Who will create the Netscape of the Blockchain era? May 27, 2014Posted by bernardlunn in capital markets, Fintech, Globalization, India.
Tags: bitcoin, blockchain, globalization, M-Pesa, marc andreessen
1 comment so far
The Blockchain is exciting because The Perfect Copy Machine has its flaws.
Let me unpick that, starting with an anecdote.
In 1992, somebody showed me the Internet (thanks Charles Rawls). I ignored him. Silly me! The reason I ignored it was that I am not a developer and could not see how to use it.
The next time I saw the Internet was in 1996. I was in India and needed to use email in an Internet cafe. A developer showed me Hotmail.
The rest, as they say, is History.
In between those two events, a student at University of Illinois at Urbana–Champaign co-wrote the first browser for the Internet (thanks Marc Andreessen).

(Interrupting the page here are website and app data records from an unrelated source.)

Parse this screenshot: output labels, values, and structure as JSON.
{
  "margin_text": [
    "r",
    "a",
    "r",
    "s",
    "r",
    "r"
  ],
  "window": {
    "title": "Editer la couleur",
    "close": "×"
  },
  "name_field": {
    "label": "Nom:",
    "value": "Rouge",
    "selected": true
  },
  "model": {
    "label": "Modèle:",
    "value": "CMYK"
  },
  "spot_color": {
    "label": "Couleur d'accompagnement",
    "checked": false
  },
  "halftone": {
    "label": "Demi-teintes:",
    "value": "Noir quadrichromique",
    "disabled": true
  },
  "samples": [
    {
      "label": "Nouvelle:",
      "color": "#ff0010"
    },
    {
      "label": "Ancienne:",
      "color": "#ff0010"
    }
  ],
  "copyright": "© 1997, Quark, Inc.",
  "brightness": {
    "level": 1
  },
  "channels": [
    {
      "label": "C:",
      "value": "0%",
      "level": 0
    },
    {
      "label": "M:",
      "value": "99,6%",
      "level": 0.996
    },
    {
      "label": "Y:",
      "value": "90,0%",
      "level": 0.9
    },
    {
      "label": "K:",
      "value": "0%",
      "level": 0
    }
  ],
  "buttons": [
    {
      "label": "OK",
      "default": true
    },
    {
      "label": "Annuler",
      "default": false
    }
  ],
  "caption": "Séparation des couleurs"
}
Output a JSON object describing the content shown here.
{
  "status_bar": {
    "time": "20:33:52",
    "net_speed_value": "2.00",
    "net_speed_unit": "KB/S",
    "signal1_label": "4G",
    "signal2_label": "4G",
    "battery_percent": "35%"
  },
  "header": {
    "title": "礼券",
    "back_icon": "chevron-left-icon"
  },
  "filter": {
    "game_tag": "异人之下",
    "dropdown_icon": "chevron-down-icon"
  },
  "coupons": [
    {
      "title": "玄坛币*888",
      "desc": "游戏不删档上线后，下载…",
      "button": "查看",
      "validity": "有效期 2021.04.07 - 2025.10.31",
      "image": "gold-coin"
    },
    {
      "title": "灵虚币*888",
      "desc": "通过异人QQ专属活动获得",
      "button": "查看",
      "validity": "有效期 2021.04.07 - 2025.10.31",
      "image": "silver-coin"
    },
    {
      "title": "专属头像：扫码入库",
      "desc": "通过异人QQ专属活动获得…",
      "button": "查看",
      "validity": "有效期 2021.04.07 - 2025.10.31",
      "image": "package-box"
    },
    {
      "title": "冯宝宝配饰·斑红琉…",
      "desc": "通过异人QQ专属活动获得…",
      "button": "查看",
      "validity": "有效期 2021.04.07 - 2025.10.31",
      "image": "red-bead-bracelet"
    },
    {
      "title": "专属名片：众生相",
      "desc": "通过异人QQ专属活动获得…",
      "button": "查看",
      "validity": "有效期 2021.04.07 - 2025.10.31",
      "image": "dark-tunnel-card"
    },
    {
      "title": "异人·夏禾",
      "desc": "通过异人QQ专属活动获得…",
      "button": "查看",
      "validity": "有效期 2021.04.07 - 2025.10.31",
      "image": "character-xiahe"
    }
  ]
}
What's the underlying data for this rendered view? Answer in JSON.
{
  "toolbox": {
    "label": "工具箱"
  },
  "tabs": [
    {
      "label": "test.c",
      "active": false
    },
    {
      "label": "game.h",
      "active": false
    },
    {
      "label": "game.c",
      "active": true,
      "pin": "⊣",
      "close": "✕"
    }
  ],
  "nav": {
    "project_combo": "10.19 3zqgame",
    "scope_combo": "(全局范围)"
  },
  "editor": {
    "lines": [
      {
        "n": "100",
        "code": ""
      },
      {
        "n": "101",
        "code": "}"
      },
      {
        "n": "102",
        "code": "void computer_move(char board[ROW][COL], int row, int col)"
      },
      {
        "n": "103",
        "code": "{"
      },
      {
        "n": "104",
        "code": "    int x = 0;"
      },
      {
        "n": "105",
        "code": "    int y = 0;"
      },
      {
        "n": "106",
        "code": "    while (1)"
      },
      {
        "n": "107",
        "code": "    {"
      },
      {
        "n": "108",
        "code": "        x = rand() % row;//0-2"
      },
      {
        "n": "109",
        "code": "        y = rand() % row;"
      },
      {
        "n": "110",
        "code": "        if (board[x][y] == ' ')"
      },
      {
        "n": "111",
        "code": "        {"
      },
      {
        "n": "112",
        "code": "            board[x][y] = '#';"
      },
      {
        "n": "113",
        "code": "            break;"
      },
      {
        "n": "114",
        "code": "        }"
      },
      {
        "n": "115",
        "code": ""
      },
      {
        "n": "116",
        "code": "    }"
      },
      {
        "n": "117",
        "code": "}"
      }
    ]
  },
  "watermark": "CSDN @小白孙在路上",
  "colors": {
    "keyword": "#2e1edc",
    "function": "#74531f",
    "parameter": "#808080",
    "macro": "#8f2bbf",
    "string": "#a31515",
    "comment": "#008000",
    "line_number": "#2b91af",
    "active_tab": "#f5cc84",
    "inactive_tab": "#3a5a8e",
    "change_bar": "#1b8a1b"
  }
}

The Blockchain does not need a browser, but it needs something like a browser that makes it accessible to ordinary people. Today we only know the Blockchain because of Bitcoin. Now I will play the Long/Short game that FT journalists use in interviews:
Bitcoin: Short (it’s primary value is to teach us that Fiat currency is like Winston Churchill’s description of democracy “lousy but better than any of the alternatives that have been tried”).
My inner editor is saying, get to the lede (thanks Owen Thomas). What is wrong with The Perfect Copy Machine of the Internet? Simple: I cannot value something because it can be copied for free. That has been a dream opportunity for developers to make fortunes by offering ways to navigate the oceans of freely-created digital data. It has been a nightmare challenge for creative people, who had over time learned how to control of the analog copy machine, but then lost control of the digital copy machine.
However that is not where the Blockchain is needed. Creative people will finally find ways to make a living using The Perfect Copy Machine (as musicians are finding with iTunes and Spotify and writers with Createspace).
That is a First World problem and it is being solved.
I think the Blockchain will find use in the Rest of the World. Then it will come back to the West.
This is a “First the Rest then the West” story. To think about this, travel to Kenya and see where a digital currency/mobile wallet accounts for 30% of GDP. No, it is NOT Bitcoin. It is M-Pesa, derided by techies as utterly simplistic but massively useful to the billions emerging into a global middle class (which is the biggest story of the 21st century). One reason that M-Pesa works is because individuals can prove who they are using the most basic mobile phone. Yes, that is right your mobile number is your identity!
Like the other 7 billion people on the planet, I am unique. That is scientifically true, check my DNA. But my identity can be copied and my work can be copied. Again that’s a Western World problem and I can live with it. What if the title to my house or the access to my bank account could be copied? That is not fanciful; anything that has access to the Internet is accessible to criminals who can steal any of my assets that are recorded digitally (stealing is another way of saying copy it without my permission).
What if there was a way to protect the uniqueness of assets (creative or land or financial or whatever) that was not controlled by anybody other than you? That would be a powerful enabler for the billions emerging out of poverty who will then buy the products and services that our children and grandchildren in the West will be creating in order to make a living.
The Blockchain could give me the same control over all my assets as WordPress gives me for over my scribbling.
That is why I am excited about the Blockchain. Other people share this excitement, but it strikes me that it is like the excitement for the Internet around 1992 before the browser made it accessible. Making the Blockchain accessible to the 7 billion people who will soon have mobile phones (it is over 5 billion today) will create a seismic shift.
If you are building something like that, I would love to hear about it.